Dataset rows describing interfaces:
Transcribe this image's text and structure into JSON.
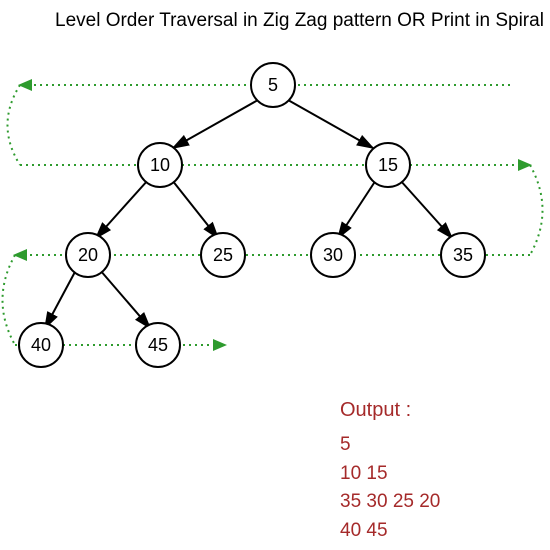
{
  "title": "Level Order Traversal in Zig Zag pattern OR Print in Spiral",
  "chart_data": {
    "type": "diagram",
    "tree": {
      "value": 5,
      "children": [
        {
          "value": 10,
          "children": [
            {
              "value": 20,
              "children": [
                {
                  "value": 40,
                  "children": []
                },
                {
                  "value": 45,
                  "children": []
                }
              ]
            },
            {
              "value": 25,
              "children": []
            }
          ]
        },
        {
          "value": 15,
          "children": [
            {
              "value": 30,
              "children": []
            },
            {
              "value": 35,
              "children": []
            }
          ]
        }
      ]
    },
    "traversal_pattern": "zigzag",
    "levels": [
      {
        "direction": "right-to-left",
        "values": [
          5
        ]
      },
      {
        "direction": "left-to-right",
        "values": [
          10,
          15
        ]
      },
      {
        "direction": "right-to-left",
        "values": [
          35,
          30,
          25,
          20
        ]
      },
      {
        "direction": "left-to-right",
        "values": [
          40,
          45
        ]
      }
    ],
    "path_color": "#2e9b2e"
  },
  "nodes": {
    "n5": "5",
    "n10": "10",
    "n15": "15",
    "n20": "20",
    "n25": "25",
    "n30": "30",
    "n35": "35",
    "n40": "40",
    "n45": "45"
  },
  "output": {
    "title": "Output :",
    "lines": [
      "5",
      "10 15",
      "35 30 25 20",
      "40 45"
    ]
  }
}
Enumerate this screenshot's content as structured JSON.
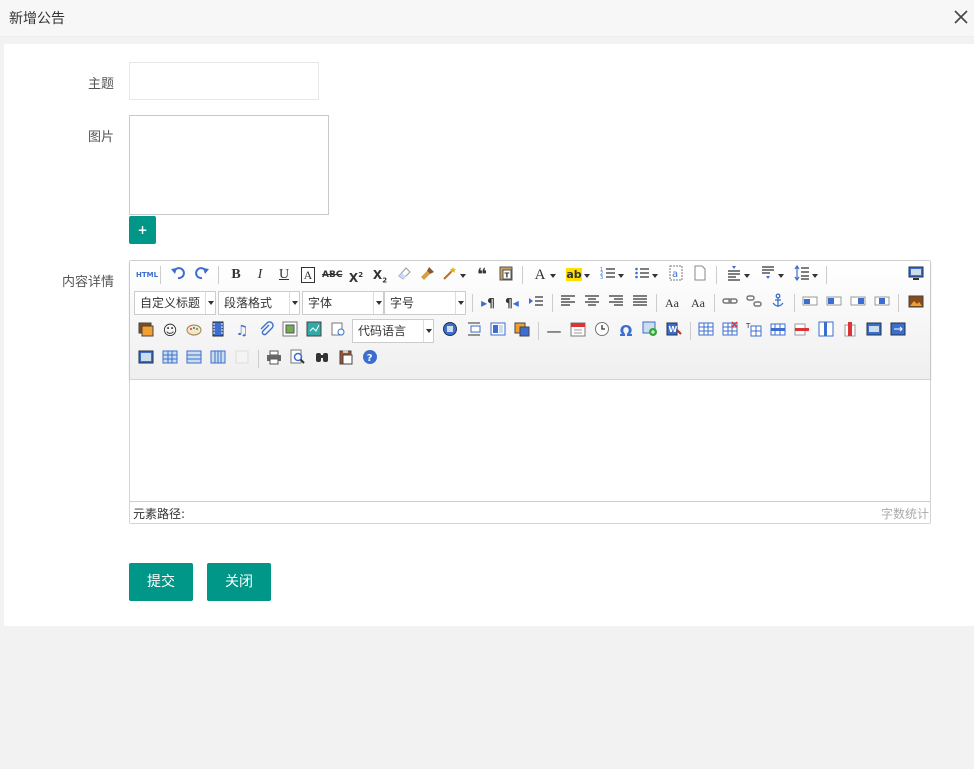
{
  "dialog": {
    "title": "新增公告",
    "close_icon": "close-icon"
  },
  "form": {
    "subject_label": "主题",
    "subject_value": "",
    "image_label": "图片",
    "add_image_label": "+",
    "content_label": "内容详情"
  },
  "editor": {
    "html_label": "HTML",
    "combos": {
      "custom_heading": "自定义标题",
      "paragraph_format": "段落格式",
      "font_family": "字体",
      "font_size": "字号",
      "code_language": "代码语言"
    },
    "status_path": "元素路径:",
    "status_count": "字数统计"
  },
  "actions": {
    "submit_label": "提交",
    "close_label": "关闭"
  },
  "colors": {
    "accent": "#009688"
  }
}
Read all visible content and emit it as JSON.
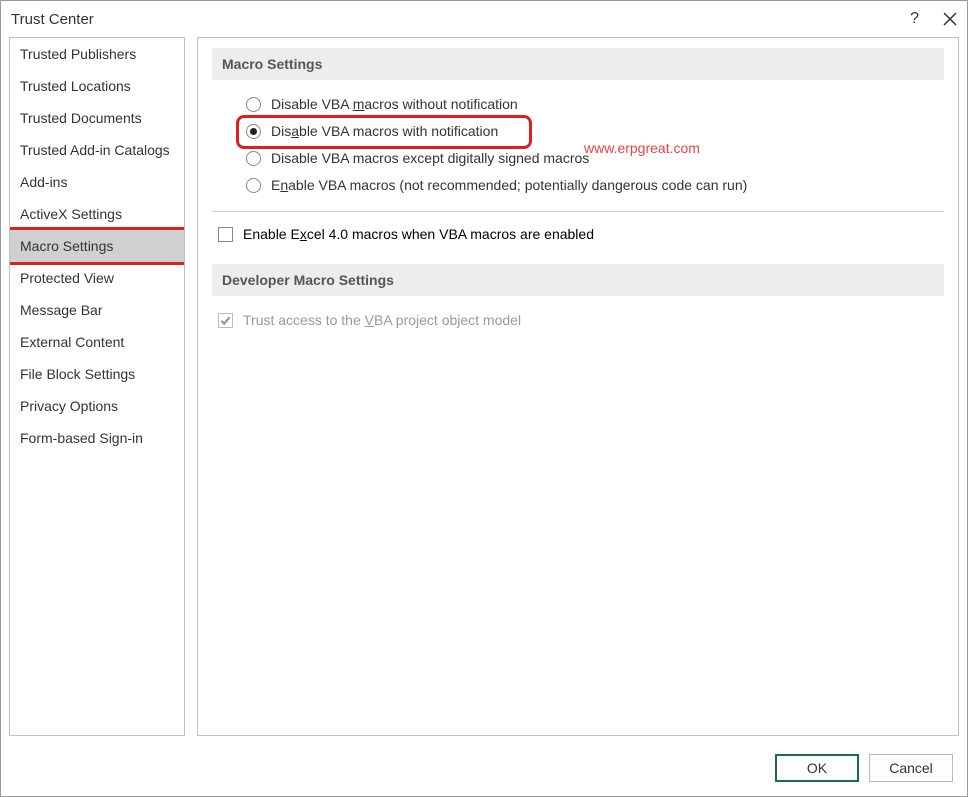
{
  "dialog": {
    "title": "Trust Center"
  },
  "sidebar": {
    "items": [
      {
        "label": "Trusted Publishers",
        "selected": false
      },
      {
        "label": "Trusted Locations",
        "selected": false
      },
      {
        "label": "Trusted Documents",
        "selected": false
      },
      {
        "label": "Trusted Add-in Catalogs",
        "selected": false
      },
      {
        "label": "Add-ins",
        "selected": false
      },
      {
        "label": "ActiveX Settings",
        "selected": false
      },
      {
        "label": "Macro Settings",
        "selected": true,
        "highlight": true
      },
      {
        "label": "Protected View",
        "selected": false
      },
      {
        "label": "Message Bar",
        "selected": false
      },
      {
        "label": "External Content",
        "selected": false
      },
      {
        "label": "File Block Settings",
        "selected": false
      },
      {
        "label": "Privacy Options",
        "selected": false
      },
      {
        "label": "Form-based Sign-in",
        "selected": false
      }
    ]
  },
  "main": {
    "section1_title": "Macro Settings",
    "radios": [
      {
        "prefix": "Disable VBA ",
        "u": "m",
        "suffix": "acros without notification",
        "checked": false
      },
      {
        "prefix": "Dis",
        "u": "a",
        "suffix": "ble VBA macros with notification",
        "checked": true,
        "highlight": true
      },
      {
        "prefix": "Disable VBA macros except digitally si",
        "u": "g",
        "suffix": "ned macros",
        "checked": false
      },
      {
        "prefix": "E",
        "u": "n",
        "suffix": "able VBA macros (not recommended; potentially dangerous code can run)",
        "checked": false
      }
    ],
    "checkbox1": {
      "prefix": "Enable E",
      "u": "x",
      "suffix": "cel 4.0 macros when VBA macros are enabled",
      "checked": false
    },
    "section2_title": "Developer Macro Settings",
    "checkbox2": {
      "prefix": "Trust access to the ",
      "u": "V",
      "suffix": "BA project object model",
      "checked": true,
      "disabled": true
    }
  },
  "watermark": {
    "text": "www.erpgreat.com"
  },
  "buttons": {
    "ok": "OK",
    "cancel": "Cancel"
  }
}
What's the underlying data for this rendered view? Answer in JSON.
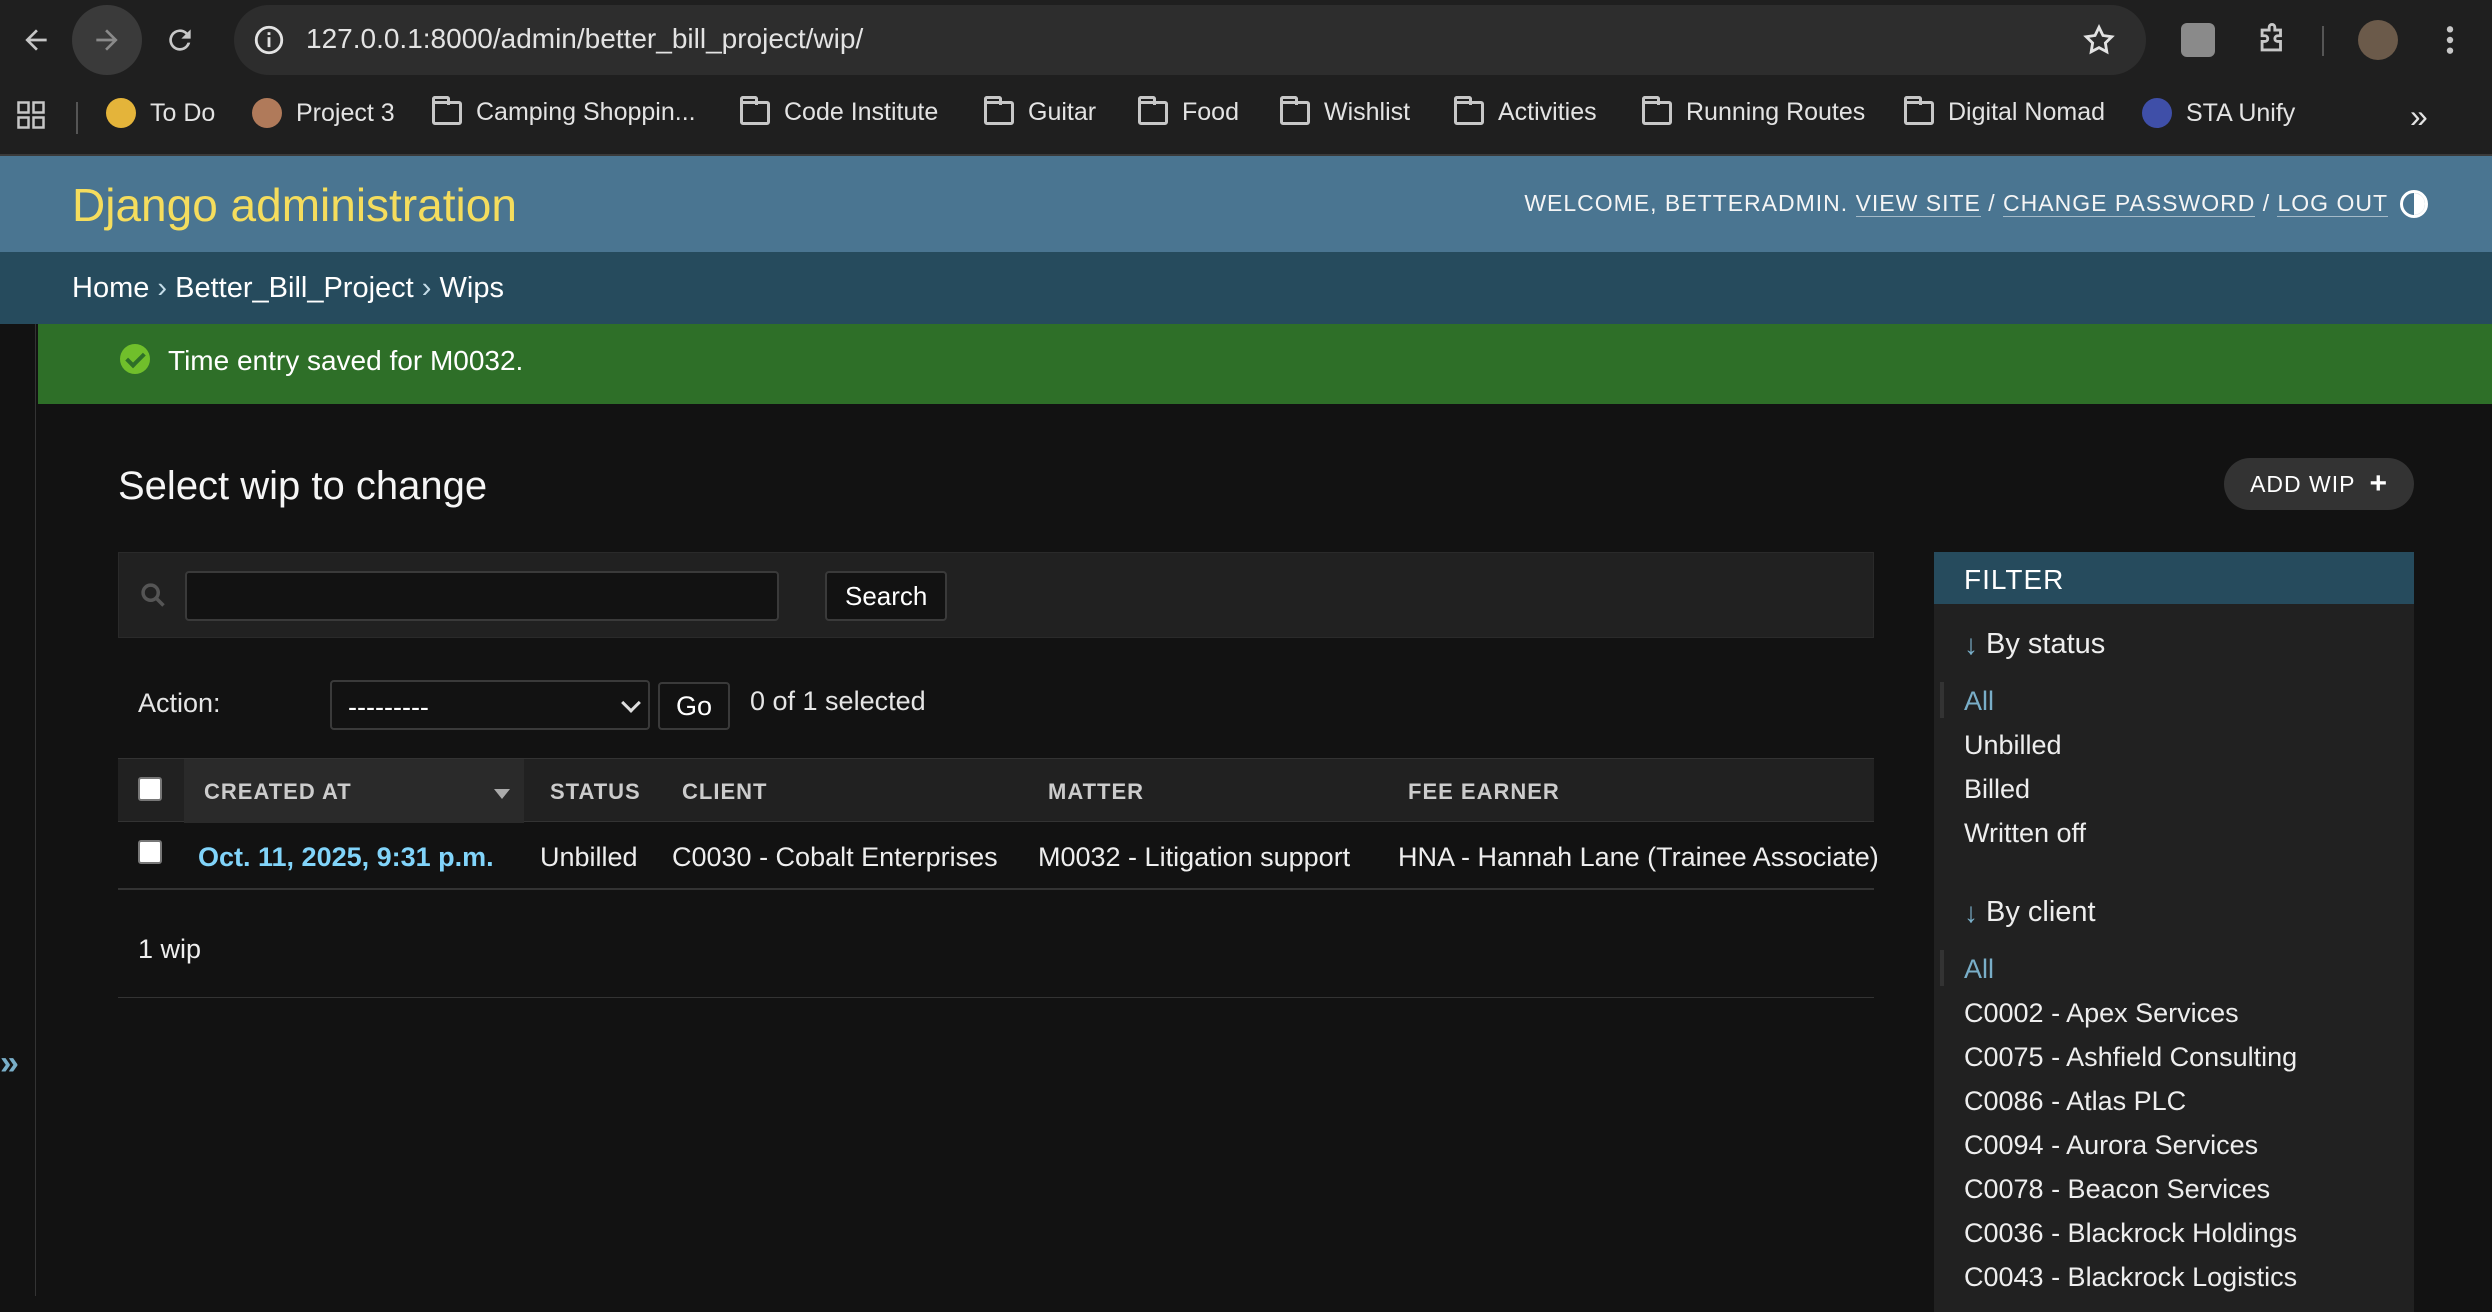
{
  "browser": {
    "url": "127.0.0.1:8000/admin/better_bill_project/wip/",
    "bookmarks": [
      "To Do",
      "Project 3",
      "Camping Shoppin...",
      "Code Institute",
      "Guitar",
      "Food",
      "Wishlist",
      "Activities",
      "Running Routes",
      "Digital Nomad",
      "STA Unify"
    ],
    "more_bookmarks": "»"
  },
  "header": {
    "brand": "Django administration",
    "welcome": "WELCOME, BETTERADMIN.",
    "view_site": "VIEW SITE",
    "change_password": "CHANGE PASSWORD",
    "log_out": "LOG OUT",
    "sep": "/"
  },
  "breadcrumbs": [
    "Home",
    "Better_Bill_Project",
    "Wips"
  ],
  "breadcrumb_sep": "›",
  "message": "Time entry saved for M0032.",
  "sidebar_toggle": "»",
  "page": {
    "title": "Select wip to change",
    "add_label": "ADD WIP",
    "search_button": "Search",
    "search_value": "",
    "action_label": "Action:",
    "action_value": "---------",
    "go_label": "Go",
    "selected_text": "0 of 1 selected",
    "result_count": "1 wip"
  },
  "table": {
    "headers": [
      "CREATED AT",
      "STATUS",
      "CLIENT",
      "MATTER",
      "FEE EARNER"
    ],
    "rows": [
      {
        "created_at": "Oct. 11, 2025, 9:31 p.m.",
        "status": "Unbilled",
        "client": "C0030 - Cobalt Enterprises",
        "matter": "M0032 - Litigation support",
        "fee_earner": "HNA - Hannah Lane (Trainee Associate)"
      }
    ]
  },
  "filter": {
    "title": "FILTER",
    "by_status_title": "By status",
    "status_options": [
      "All",
      "Unbilled",
      "Billed",
      "Written off"
    ],
    "by_client_title": "By client",
    "client_options": [
      "All",
      "C0002 - Apex Services",
      "C0075 - Ashfield Consulting",
      "C0086 - Atlas PLC",
      "C0094 - Aurora Services",
      "C0078 - Beacon Services",
      "C0036 - Blackrock Holdings",
      "C0043 - Blackrock Logistics"
    ]
  },
  "colors": {
    "header_bg": "#4a7591",
    "brand": "#f5dd5d",
    "breadcrumb_bg": "#264b5d",
    "success_bg": "#2e6f28",
    "link": "#81d4fa"
  }
}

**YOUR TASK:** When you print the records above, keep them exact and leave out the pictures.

**REPLY TO THE EXERCISE:**
Transcribe this image's text and structure into JSON.
{
  "title": "Level Order Traversal in Zig Zag pattern OR Print in Spiral",
  "chart_data": {
    "type": "diagram",
    "tree": {
      "value": 5,
      "children": [
        {
          "value": 10,
          "children": [
            {
              "value": 20,
              "children": [
                {
                  "value": 40,
                  "children": []
                },
                {
                  "value": 45,
                  "children": []
                }
              ]
            },
            {
              "value": 25,
              "children": []
            }
          ]
        },
        {
          "value": 15,
          "children": [
            {
              "value": 30,
              "children": []
            },
            {
              "value": 35,
              "children": []
            }
          ]
        }
      ]
    },
    "traversal_pattern": "zigzag",
    "levels": [
      {
        "direction": "right-to-left",
        "values": [
          5
        ]
      },
      {
        "direction": "left-to-right",
        "values": [
          10,
          15
        ]
      },
      {
        "direction": "right-to-left",
        "values": [
          35,
          30,
          25,
          20
        ]
      },
      {
        "direction": "left-to-right",
        "values": [
          40,
          45
        ]
      }
    ],
    "path_color": "#2e9b2e"
  },
  "nodes": {
    "n5": "5",
    "n10": "10",
    "n15": "15",
    "n20": "20",
    "n25": "25",
    "n30": "30",
    "n35": "35",
    "n40": "40",
    "n45": "45"
  },
  "output": {
    "title": "Output :",
    "lines": [
      "5",
      "10 15",
      "35 30 25 20",
      "40 45"
    ]
  }
}
Enumerate this screenshot's content as structured JSON.
{
  "dialog": {
    "title": "新增公告",
    "close_icon": "close-icon"
  },
  "form": {
    "subject_label": "主题",
    "subject_value": "",
    "image_label": "图片",
    "add_image_label": "+",
    "content_label": "内容详情"
  },
  "editor": {
    "html_label": "HTML",
    "combos": {
      "custom_heading": "自定义标题",
      "paragraph_format": "段落格式",
      "font_family": "字体",
      "font_size": "字号",
      "code_language": "代码语言"
    },
    "status_path": "元素路径:",
    "status_count": "字数统计"
  },
  "actions": {
    "submit_label": "提交",
    "close_label": "关闭"
  },
  "colors": {
    "accent": "#009688"
  }
}
Read all visible content and emit it as JSON.
{
  "dialog": {
    "title": "Trust Center"
  },
  "sidebar": {
    "items": [
      {
        "label": "Trusted Publishers",
        "selected": false
      },
      {
        "label": "Trusted Locations",
        "selected": false
      },
      {
        "label": "Trusted Documents",
        "selected": false
      },
      {
        "label": "Trusted Add-in Catalogs",
        "selected": false
      },
      {
        "label": "Add-ins",
        "selected": false
      },
      {
        "label": "ActiveX Settings",
        "selected": false
      },
      {
        "label": "Macro Settings",
        "selected": true,
        "highlight": true
      },
      {
        "label": "Protected View",
        "selected": false
      },
      {
        "label": "Message Bar",
        "selected": false
      },
      {
        "label": "External Content",
        "selected": false
      },
      {
        "label": "File Block Settings",
        "selected": false
      },
      {
        "label": "Privacy Options",
        "selected": false
      },
      {
        "label": "Form-based Sign-in",
        "selected": false
      }
    ]
  },
  "main": {
    "section1_title": "Macro Settings",
    "radios": [
      {
        "prefix": "Disable VBA ",
        "u": "m",
        "suffix": "acros without notification",
        "checked": false
      },
      {
        "prefix": "Dis",
        "u": "a",
        "suffix": "ble VBA macros with notification",
        "checked": true,
        "highlight": true
      },
      {
        "prefix": "Disable VBA macros except digitally si",
        "u": "g",
        "suffix": "ned macros",
        "checked": false
      },
      {
        "prefix": "E",
        "u": "n",
        "suffix": "able VBA macros (not recommended; potentially dangerous code can run)",
        "checked": false
      }
    ],
    "checkbox1": {
      "prefix": "Enable E",
      "u": "x",
      "suffix": "cel 4.0 macros when VBA macros are enabled",
      "checked": false
    },
    "section2_title": "Developer Macro Settings",
    "checkbox2": {
      "prefix": "Trust access to the ",
      "u": "V",
      "suffix": "BA project object model",
      "checked": true,
      "disabled": true
    }
  },
  "watermark": {
    "text": "www.erpgreat.com"
  },
  "buttons": {
    "ok": "OK",
    "cancel": "Cancel"
  }
}
What's the underlying data for this rendered view? Answer in JSON.
{
  "browser": {
    "url": "127.0.0.1:8000/admin/better_bill_project/wip/",
    "bookmarks": [
      "To Do",
      "Project 3",
      "Camping Shoppin...",
      "Code Institute",
      "Guitar",
      "Food",
      "Wishlist",
      "Activities",
      "Running Routes",
      "Digital Nomad",
      "STA Unify"
    ],
    "more_bookmarks": "»"
  },
  "header": {
    "brand": "Django administration",
    "welcome": "WELCOME, BETTERADMIN.",
    "view_site": "VIEW SITE",
    "change_password": "CHANGE PASSWORD",
    "log_out": "LOG OUT",
    "sep": "/"
  },
  "breadcrumbs": [
    "Home",
    "Better_Bill_Project",
    "Wips"
  ],
  "breadcrumb_sep": "›",
  "message": "Time entry saved for M0032.",
  "sidebar_toggle": "»",
  "page": {
    "title": "Select wip to change",
    "add_label": "ADD WIP",
    "search_button": "Search",
    "search_value": "",
    "action_label": "Action:",
    "action_value": "---------",
    "go_label": "Go",
    "selected_text": "0 of 1 selected",
    "result_count": "1 wip"
  },
  "table": {
    "headers": [
      "CREATED AT",
      "STATUS",
      "CLIENT",
      "MATTER",
      "FEE EARNER"
    ],
    "rows": [
      {
        "created_at": "Oct. 11, 2025, 9:31 p.m.",
        "status": "Unbilled",
        "client": "C0030 - Cobalt Enterprises",
        "matter": "M0032 - Litigation support",
        "fee_earner": "HNA - Hannah Lane (Trainee Associate)"
      }
    ]
  },
  "filter": {
    "title": "FILTER",
    "by_status_title": "By status",
    "status_options": [
      "All",
      "Unbilled",
      "Billed",
      "Written off"
    ],
    "by_client_title": "By client",
    "client_options": [
      "All",
      "C0002 - Apex Services",
      "C0075 - Ashfield Consulting",
      "C0086 - Atlas PLC",
      "C0094 - Aurora Services",
      "C0078 - Beacon Services",
      "C0036 - Blackrock Holdings",
      "C0043 - Blackrock Logistics"
    ]
  },
  "colors": {
    "header_bg": "#4a7591",
    "brand": "#f5dd5d",
    "breadcrumb_bg": "#264b5d",
    "success_bg": "#2e6f28",
    "link": "#81d4fa"
  }
}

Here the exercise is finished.